Although the R820T2 can only tune down to 24 MHz, the RTL-SDR V3 can bypass it in direct-sampling mode. To do this, the RTL-SDR V3 has a split in its signal path, through which RF signals are directly fed into the IF input.
No matter the path, the IF signal enters the RTL2832U, where the Analog-to-Digital Converter (ADC) samples the signal and streams it over USB. All analog signals stop at this chip; it’s all digital here on out. Although no publicly-accessible datasheet exists (It’s behind an NDA), we can tell from the specifications of the RTL-SDR itself that the RTL2832U is a pretty beefy chip; it’s able to achieve up to 2.4 million samples per second! Its performance makes sense when you remember it used to be a video receiver.
Your computer then uses all sorts of mathematical operations to filter, convert, and demodulate the signal into the desired output format. This could be anything from music and video, to raw numerical data. All this is thanks to Digital Signal Processing (DSP)!
To wrap up, here are some key things we’ve learned about the RTL-SDR V3:
- The design of the unit places clear emphasis on cooling and temperature stability.
- Tthe use of a low-noise voltage regulator, a choke on the USB line, and an aluminum casing help to mitigate electrical noise.
- The RTL-SDR is a superheterodyne receiver, which means that incoming RF is first turned into Intermediate Frequency (IF) so that the digital sampling section doesn’t have to operate on such a wide range of frequencies.
- But there’s also a way to bypass the conversion step for the RTL-SDR V3 to listen to lower-frequency signals.
- All together, this makes for a powerful, versatile radio for anyone interested in playing around with RF!
Glossary of Terms (In Order of Appearance)
- Software-Defined Radio (SDR): A special kind of radio in which a computer simulates many of the components normally found in an ordinary radio. This allows them to be much more configurable than typical radios.
- Digitization: The process of sampling signals and turning them into digital values. This is key to the operation of SDRs.
- Superheterodyne Receiver: A type of radio receiver that first turns high-frequency input signals into a lower, more manageable frequency before feeding it to the output.
- Mixer: An RF component that “mixes” the frequencies of two input signals, by either “adding” or “subtracting” the frequencies. A superheterodyne receiver uses the “subtraction” method in order to shift the input signal down to a lower (non-zero) frequency.
- Intermediate Frequency (IF): This is the output of the mixer in a superheterodyne receiver. Although the input RF can vary in frequency, the IF frequency remains largely constant thanks to frequency mixing.
- Local Oscillator (LO): A variable-frequency signal source that mixes with the input RF in order to “subtract” out most of the high frequency. The LO has to be very stable for good performance.

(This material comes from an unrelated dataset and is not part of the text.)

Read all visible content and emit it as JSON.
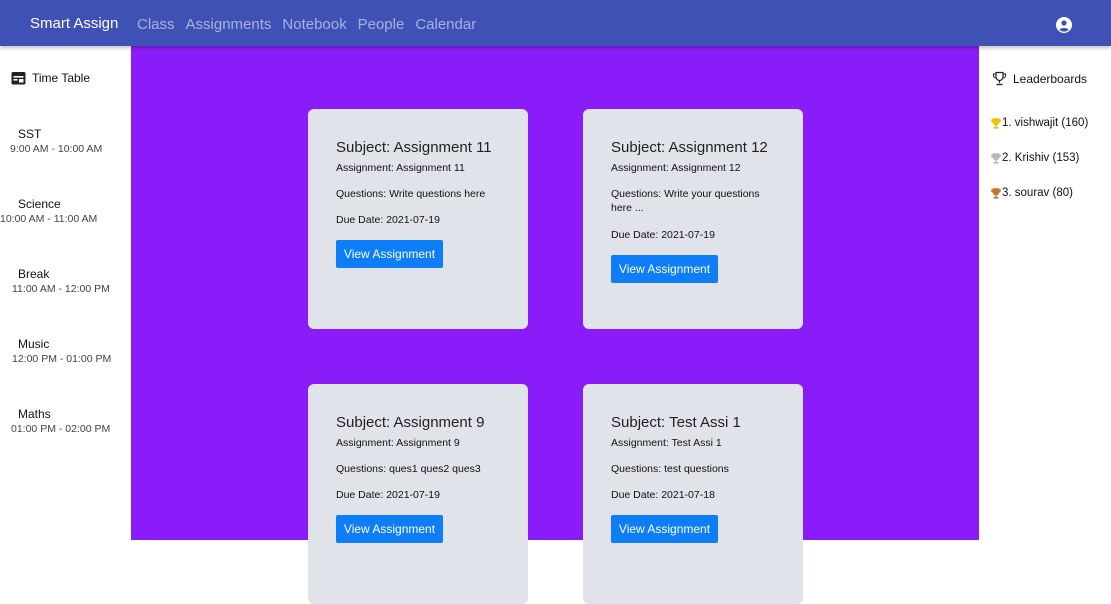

- Phase-Locked Loop (PLL): A feedback circuit that constantly measures the phase difference between a reference clock and a frequency generator. The PLL adjusts the frequency generator in order to match the phase of the more accurate reference clock. The PLL is “locked” when the two signals match in phase.
- Analog-to-Digital Converter (ADC): A device for converting analog signals into digital signals. This component is where the digitization occurs in an SDR.
- Digital Signal Processing (DSP): Treating signals as numerical values and applying mathematical operations to them, rather than designing purpose-built analog electronics to modify the signal.